WORK TO COMPLETE: A bare number is the only acceptable answer: how many lines of these entries include "button"?

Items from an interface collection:
- - - - - - -

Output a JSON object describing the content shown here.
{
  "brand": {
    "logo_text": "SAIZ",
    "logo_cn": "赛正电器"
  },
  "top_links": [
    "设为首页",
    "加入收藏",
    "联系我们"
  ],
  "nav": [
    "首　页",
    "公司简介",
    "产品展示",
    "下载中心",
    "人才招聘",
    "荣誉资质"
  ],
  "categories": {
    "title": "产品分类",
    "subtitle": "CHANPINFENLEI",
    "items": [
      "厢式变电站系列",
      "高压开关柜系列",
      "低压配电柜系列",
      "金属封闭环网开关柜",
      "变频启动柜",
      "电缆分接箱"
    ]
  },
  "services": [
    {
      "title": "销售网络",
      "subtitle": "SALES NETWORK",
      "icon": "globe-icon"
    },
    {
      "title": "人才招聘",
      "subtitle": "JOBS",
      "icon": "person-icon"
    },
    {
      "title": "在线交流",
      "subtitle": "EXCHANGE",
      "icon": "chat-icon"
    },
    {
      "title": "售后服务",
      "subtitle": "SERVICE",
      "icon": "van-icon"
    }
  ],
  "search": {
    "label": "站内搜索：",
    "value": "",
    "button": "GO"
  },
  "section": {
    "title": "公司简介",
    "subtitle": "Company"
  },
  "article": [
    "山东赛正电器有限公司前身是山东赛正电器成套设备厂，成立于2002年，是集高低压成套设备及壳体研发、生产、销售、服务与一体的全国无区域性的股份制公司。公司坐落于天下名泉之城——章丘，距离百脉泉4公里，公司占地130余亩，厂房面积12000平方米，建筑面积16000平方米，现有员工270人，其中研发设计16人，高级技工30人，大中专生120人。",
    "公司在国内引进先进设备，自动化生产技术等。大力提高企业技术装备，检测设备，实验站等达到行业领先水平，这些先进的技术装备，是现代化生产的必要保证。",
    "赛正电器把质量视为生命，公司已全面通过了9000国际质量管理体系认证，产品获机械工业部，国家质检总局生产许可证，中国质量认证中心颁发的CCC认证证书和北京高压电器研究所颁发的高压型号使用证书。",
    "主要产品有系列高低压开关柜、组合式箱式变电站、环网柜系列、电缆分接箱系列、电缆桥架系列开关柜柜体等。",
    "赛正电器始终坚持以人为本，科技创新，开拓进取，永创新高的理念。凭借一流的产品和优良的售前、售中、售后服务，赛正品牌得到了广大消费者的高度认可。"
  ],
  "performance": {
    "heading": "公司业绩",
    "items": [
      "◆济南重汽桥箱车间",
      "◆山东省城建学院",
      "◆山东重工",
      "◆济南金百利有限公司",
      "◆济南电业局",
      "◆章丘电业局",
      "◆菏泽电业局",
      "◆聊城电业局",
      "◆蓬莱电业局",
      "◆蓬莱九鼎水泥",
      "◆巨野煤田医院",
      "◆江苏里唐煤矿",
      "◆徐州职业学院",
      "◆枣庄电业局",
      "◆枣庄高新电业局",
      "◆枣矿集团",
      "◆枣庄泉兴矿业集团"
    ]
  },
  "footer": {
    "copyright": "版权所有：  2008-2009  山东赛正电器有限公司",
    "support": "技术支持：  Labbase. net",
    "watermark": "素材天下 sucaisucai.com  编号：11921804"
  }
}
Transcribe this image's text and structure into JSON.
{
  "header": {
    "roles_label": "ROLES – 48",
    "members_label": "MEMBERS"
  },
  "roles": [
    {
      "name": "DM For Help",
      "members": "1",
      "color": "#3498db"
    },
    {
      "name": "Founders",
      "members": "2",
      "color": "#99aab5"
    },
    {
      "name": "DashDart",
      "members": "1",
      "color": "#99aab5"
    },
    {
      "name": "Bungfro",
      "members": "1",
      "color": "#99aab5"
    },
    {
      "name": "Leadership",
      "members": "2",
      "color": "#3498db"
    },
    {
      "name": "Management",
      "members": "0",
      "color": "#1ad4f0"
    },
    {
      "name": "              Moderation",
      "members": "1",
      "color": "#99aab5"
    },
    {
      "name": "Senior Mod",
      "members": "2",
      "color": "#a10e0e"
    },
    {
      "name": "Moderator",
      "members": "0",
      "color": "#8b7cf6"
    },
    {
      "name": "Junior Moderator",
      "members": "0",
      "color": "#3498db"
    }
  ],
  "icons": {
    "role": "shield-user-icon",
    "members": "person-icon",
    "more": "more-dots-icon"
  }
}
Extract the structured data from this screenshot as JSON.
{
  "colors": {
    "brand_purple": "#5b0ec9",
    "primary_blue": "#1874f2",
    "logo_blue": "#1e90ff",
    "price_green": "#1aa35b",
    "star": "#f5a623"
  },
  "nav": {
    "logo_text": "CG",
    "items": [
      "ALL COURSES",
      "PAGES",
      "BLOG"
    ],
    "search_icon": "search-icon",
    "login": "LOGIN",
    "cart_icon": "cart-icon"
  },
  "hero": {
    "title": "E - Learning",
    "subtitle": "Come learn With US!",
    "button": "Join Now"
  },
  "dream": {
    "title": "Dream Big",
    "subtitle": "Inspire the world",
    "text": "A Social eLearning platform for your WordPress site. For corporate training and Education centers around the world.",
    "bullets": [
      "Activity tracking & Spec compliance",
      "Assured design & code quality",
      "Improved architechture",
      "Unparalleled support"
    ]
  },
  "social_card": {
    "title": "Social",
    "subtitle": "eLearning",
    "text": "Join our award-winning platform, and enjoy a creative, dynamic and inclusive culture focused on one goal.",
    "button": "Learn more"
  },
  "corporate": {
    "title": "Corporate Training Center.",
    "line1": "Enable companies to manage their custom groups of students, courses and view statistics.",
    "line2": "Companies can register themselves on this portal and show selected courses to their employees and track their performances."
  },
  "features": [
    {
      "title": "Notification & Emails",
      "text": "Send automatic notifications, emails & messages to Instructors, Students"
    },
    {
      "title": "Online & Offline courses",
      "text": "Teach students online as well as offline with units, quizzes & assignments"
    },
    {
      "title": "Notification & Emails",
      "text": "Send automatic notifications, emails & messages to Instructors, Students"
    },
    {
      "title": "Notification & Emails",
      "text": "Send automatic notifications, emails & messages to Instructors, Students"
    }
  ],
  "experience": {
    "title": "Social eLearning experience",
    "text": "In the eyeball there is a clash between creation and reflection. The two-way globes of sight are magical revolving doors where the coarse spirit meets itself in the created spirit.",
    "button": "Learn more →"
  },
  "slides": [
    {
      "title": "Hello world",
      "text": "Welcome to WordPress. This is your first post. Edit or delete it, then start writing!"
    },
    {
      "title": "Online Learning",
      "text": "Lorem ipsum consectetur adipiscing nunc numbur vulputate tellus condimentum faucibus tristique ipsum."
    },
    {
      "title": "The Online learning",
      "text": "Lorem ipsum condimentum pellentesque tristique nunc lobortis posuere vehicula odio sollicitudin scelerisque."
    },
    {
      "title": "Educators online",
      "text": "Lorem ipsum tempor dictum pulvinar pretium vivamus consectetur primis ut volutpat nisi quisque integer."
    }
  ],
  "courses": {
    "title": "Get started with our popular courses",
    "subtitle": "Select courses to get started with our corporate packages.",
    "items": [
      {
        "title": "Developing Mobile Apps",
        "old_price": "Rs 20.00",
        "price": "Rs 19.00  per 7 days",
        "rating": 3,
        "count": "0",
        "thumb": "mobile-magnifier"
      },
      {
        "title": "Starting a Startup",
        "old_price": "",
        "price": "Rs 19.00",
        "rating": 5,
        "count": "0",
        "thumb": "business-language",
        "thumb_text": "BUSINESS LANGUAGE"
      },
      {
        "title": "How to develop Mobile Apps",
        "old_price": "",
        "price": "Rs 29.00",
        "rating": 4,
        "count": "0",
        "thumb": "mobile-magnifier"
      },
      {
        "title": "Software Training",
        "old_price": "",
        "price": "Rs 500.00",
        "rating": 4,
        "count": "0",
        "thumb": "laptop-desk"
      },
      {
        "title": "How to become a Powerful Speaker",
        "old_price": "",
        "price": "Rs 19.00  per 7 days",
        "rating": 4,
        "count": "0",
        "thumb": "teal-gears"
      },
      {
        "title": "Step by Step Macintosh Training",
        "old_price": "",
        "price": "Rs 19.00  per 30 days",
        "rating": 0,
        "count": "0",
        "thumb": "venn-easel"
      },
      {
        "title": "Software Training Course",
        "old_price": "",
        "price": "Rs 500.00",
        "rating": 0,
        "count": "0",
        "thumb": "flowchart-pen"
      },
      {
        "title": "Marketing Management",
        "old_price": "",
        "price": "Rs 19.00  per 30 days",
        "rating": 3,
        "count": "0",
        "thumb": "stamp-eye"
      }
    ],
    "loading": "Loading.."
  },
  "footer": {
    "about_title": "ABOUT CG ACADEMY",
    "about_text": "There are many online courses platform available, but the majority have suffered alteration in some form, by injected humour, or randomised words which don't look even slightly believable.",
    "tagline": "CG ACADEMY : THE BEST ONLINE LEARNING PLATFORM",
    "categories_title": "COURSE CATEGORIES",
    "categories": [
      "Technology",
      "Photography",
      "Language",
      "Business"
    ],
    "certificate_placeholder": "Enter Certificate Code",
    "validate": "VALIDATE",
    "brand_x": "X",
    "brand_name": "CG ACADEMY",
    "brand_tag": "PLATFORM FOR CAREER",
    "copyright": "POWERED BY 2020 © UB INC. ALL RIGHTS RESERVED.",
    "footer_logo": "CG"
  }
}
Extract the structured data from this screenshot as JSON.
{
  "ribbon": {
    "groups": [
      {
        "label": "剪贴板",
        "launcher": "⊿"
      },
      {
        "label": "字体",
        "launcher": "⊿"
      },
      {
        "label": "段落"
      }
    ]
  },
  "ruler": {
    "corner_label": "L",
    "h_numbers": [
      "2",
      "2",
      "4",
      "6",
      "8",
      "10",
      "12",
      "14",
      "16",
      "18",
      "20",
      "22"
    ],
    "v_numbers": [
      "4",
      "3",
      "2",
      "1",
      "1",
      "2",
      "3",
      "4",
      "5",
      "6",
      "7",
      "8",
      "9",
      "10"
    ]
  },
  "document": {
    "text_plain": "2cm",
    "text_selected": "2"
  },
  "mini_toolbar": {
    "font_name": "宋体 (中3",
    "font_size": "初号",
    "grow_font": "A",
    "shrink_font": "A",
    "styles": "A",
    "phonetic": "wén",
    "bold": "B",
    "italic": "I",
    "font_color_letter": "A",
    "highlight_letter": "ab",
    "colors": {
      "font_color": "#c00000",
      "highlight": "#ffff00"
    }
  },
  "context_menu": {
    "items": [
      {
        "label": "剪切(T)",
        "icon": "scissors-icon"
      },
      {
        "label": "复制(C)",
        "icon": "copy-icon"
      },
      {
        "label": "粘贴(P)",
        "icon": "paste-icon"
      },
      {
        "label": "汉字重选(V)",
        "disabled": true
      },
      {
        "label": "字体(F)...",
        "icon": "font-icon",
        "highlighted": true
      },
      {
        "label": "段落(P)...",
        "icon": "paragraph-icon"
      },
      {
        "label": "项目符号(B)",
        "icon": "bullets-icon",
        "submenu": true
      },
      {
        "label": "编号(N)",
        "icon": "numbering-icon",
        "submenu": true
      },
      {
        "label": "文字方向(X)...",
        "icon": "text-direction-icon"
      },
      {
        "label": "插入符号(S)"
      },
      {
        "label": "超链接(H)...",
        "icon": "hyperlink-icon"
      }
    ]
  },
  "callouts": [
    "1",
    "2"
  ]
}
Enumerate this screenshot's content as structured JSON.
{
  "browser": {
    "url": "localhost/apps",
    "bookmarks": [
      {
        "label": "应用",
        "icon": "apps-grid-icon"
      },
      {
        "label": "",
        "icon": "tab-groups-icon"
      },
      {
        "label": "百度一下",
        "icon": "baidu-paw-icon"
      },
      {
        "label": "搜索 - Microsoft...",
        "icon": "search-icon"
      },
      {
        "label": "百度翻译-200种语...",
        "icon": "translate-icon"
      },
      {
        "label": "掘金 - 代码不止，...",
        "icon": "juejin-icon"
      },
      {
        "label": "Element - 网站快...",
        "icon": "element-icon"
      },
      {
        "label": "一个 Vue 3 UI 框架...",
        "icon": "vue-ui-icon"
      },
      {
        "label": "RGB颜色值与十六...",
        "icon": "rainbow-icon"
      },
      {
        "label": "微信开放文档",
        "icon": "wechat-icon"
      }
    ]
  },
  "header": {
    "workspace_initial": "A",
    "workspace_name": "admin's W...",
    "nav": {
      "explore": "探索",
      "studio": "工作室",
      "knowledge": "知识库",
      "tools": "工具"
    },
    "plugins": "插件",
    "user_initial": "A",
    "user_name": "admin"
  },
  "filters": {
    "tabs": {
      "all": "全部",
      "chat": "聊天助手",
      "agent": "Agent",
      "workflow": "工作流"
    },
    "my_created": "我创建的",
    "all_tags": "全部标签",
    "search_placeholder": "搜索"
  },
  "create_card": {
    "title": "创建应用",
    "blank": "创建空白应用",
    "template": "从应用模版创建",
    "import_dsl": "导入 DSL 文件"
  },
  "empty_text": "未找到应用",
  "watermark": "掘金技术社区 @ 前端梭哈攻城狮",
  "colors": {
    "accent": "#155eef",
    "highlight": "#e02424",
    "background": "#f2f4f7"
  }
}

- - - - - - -

RESULT OF THE EXERCISE: 4